I loved the Olympics and the World Cup, but it was harder to relate to the pomp and circumstance of those events. It was harder to feel like I was a part of something. The 2015 WWC showed me how truly powerful women can be. It showed me how far dedication can take you. It showed me that women can flourish even when the world doesn’t try to nurture them.
Abby Wambach (aka the G.O.A.T.) was the first female athlete that I ever regarded as a role model. I had researched her (in a typically Hermione way) during the World Cup, when I was exceedingly annoyed by the men flopping for fouls every five minutes, and she was nothing short of astounding to me.
She could make the goals that no one else could. She could get injured on the field and still stay cognizant enough to call in a substitute. She could redefine an age-old game and make it her own. She was a beast.
Actually, she still is and she always will be.
Megan Rapinoe describes it perfectly: when I watched Abby in the 2015 WWC, I saw female fearlessness.
I didn’t see an anonymous player in an impersonal game, I saw a woman who would do whatever necessary to reach the goal that she and her teammates had committed themselves to. I saw a woman who went after what she wanted and made it happen. I saw the type of woman that I want to be, regardless of sports and athletic ability.
And, on a larger scale, I saw a team of women who were devoted to each other and the game and working together. I saw people who weren’t scared to show how they felt about what mattered to them.
Now, after 184 international goals and years as soccer’s ultimate female player, Abby is retiring. But, she’s going out in a blaze of glory and she’s making her exit on her own terms. Plus, Abby’s exit is really just another entrance.
Even without the game, Abby is a role model. Her willingness to fight for equality in not only sports, but every other aspect of life and society, is incredibly inspiring.

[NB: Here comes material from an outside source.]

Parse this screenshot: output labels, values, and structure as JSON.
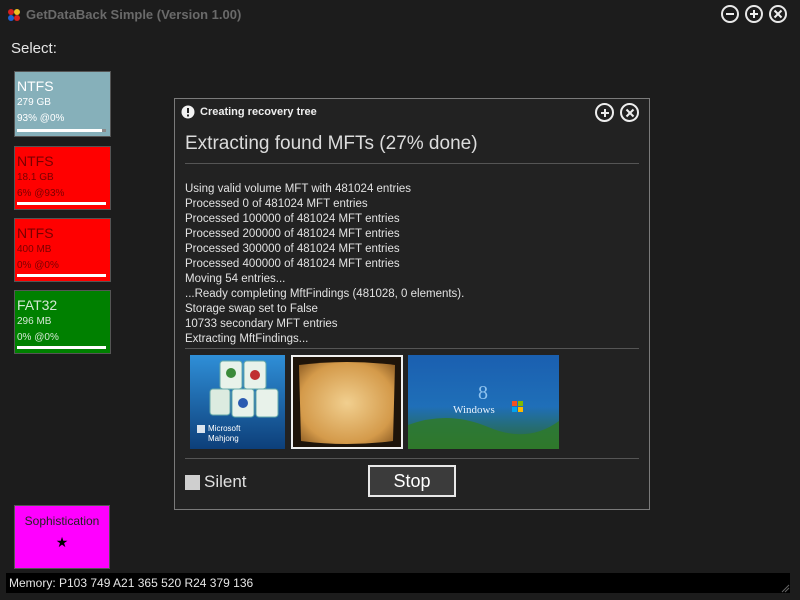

Her decisiveness in choosing to live the life she wants to live–with or without the fame of the game–is encouraging.
She didn’t just change the game, she changed the way it was viewed.
Or, at least she did for me.
These days I’ve become pretty dedicated to the U.S. Women’s National Team, but I also have a growing weakness for the Seattle Reign and Portland Thorns. (Upside to being a newbie sports fan: rooting for rivals like it’s nobody’s business!)
More than anything though, I’ve come to love sports and appreciate athletes, despite not always understanding the games or knowing the players. I’ve learned that watching sports and playing sports do not have to be mutually inclusive.
And, I’ve realized that female athletes are important to female non-athletes because, regardless of the international power of mixed gender athletic competitions and men’s sports, women can uplift women in ways that nothing and no one else can.
In female athletes, a female non-athlete like me can find renewed purpose, and maybe even a bit of inspiration to try that community soccer league I’ve been eyeing.
Abby could not have won the 2015 WWC without her teammates and her teammates could not have won without her. If Abby Wambach and the USWNT aren’t #squadgoals, I don’t know what is.
Sometimes women just need other women to show them how to be fearless.